From the Stanley J. Weyman site:
Admired by renowned authors such as Stevenson, Wilde, and Rafael Sabatini, Stanley John Weyman is today a forgotten literary giant of the late 19th century. While for years his best-selling historical romances enchanted thousands of readers, today his books are mostly neglected.
One of his most well known novels was A Gentleman of France, which describes the “grand climacteric of a man’s life”. Forty-year-old M. de Marsac is in the process of losing his finances and gentleman status. He has been forced to groom his own horse by cover of night and faces ridicule because of his tattered appearance when he goes before the court of Henry of Navarre seeking a commission. . . . . A silent film in 1921 was based on the novel.

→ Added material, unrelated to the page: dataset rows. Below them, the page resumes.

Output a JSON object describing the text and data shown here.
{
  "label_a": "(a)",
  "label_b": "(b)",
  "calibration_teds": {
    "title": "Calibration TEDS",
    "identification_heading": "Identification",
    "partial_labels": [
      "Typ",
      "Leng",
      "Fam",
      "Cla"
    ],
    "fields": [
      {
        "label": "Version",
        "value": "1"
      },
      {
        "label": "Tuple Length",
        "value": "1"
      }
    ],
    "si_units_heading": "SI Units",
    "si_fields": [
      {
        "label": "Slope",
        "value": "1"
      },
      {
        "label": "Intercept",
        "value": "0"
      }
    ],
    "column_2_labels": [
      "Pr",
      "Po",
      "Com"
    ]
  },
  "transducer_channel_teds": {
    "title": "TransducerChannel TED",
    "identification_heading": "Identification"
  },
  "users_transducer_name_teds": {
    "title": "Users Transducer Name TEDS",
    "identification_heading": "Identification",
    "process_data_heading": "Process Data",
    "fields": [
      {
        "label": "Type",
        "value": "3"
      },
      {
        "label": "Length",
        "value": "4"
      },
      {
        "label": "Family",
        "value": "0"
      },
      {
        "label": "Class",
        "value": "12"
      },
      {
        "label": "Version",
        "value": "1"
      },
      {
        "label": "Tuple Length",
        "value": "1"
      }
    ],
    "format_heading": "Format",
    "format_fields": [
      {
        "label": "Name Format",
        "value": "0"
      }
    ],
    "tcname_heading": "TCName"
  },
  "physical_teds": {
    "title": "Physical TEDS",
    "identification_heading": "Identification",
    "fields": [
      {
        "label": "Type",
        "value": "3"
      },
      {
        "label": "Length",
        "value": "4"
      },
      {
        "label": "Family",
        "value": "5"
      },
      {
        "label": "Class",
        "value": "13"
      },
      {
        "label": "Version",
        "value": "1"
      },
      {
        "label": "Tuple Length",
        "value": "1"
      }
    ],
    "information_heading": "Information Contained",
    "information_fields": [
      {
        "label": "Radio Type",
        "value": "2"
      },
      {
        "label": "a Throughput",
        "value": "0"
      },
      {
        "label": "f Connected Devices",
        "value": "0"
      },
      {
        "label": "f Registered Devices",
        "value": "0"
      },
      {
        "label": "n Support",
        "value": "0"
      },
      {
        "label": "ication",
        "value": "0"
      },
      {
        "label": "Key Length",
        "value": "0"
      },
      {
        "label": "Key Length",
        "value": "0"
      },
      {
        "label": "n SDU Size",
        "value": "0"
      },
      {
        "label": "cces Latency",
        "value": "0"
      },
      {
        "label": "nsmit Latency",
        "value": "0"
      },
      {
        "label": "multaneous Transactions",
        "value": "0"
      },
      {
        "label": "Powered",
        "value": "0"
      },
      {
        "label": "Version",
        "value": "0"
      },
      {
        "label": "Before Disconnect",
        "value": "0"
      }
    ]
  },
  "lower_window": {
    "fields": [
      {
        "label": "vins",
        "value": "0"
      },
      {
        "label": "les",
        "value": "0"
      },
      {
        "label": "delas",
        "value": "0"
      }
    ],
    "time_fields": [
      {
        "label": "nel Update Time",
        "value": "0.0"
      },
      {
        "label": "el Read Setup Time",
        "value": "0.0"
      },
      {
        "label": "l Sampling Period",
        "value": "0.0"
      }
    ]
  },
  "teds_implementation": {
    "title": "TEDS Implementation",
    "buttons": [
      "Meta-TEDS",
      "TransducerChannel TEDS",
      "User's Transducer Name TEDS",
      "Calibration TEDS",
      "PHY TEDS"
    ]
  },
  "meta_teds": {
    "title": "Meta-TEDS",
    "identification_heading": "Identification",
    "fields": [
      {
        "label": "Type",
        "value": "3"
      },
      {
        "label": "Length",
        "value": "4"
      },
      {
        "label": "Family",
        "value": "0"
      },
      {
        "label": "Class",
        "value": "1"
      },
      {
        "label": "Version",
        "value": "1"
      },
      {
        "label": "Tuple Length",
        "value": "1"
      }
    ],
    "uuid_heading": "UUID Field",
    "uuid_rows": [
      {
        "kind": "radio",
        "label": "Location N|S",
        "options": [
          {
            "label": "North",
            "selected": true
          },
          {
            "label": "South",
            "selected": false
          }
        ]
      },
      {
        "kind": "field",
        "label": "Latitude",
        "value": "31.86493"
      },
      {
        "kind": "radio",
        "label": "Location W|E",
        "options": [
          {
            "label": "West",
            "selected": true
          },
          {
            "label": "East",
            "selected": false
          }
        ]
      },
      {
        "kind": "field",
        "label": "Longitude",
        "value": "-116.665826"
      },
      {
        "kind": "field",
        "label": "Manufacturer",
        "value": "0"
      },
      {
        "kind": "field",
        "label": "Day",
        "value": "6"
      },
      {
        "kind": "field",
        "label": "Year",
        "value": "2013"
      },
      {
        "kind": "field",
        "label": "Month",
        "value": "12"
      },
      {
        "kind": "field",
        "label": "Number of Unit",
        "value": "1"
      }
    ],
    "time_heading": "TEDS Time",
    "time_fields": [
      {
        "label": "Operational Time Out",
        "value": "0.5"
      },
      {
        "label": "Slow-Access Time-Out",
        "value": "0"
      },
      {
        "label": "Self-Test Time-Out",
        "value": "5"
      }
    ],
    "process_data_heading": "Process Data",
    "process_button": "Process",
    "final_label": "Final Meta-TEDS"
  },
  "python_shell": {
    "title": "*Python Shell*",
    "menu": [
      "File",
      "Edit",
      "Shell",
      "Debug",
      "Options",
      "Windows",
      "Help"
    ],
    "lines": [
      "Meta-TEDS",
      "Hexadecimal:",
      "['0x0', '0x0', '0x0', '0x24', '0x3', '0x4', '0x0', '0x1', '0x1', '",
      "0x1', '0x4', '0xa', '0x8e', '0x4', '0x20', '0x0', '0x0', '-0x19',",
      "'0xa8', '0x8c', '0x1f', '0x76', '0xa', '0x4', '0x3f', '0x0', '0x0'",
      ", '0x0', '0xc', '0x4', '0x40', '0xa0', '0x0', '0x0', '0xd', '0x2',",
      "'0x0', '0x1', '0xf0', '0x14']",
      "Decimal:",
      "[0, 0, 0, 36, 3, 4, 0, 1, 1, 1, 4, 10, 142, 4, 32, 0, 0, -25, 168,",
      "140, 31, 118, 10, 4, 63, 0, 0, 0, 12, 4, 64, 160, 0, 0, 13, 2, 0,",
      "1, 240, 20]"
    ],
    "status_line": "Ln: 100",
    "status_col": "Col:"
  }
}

For lovers of historical novels, A Gentleman of France (1893) is available free at Project Gutenberg in numerous formats. I’ve heard it described as The Three Musketeers without the tedious bits.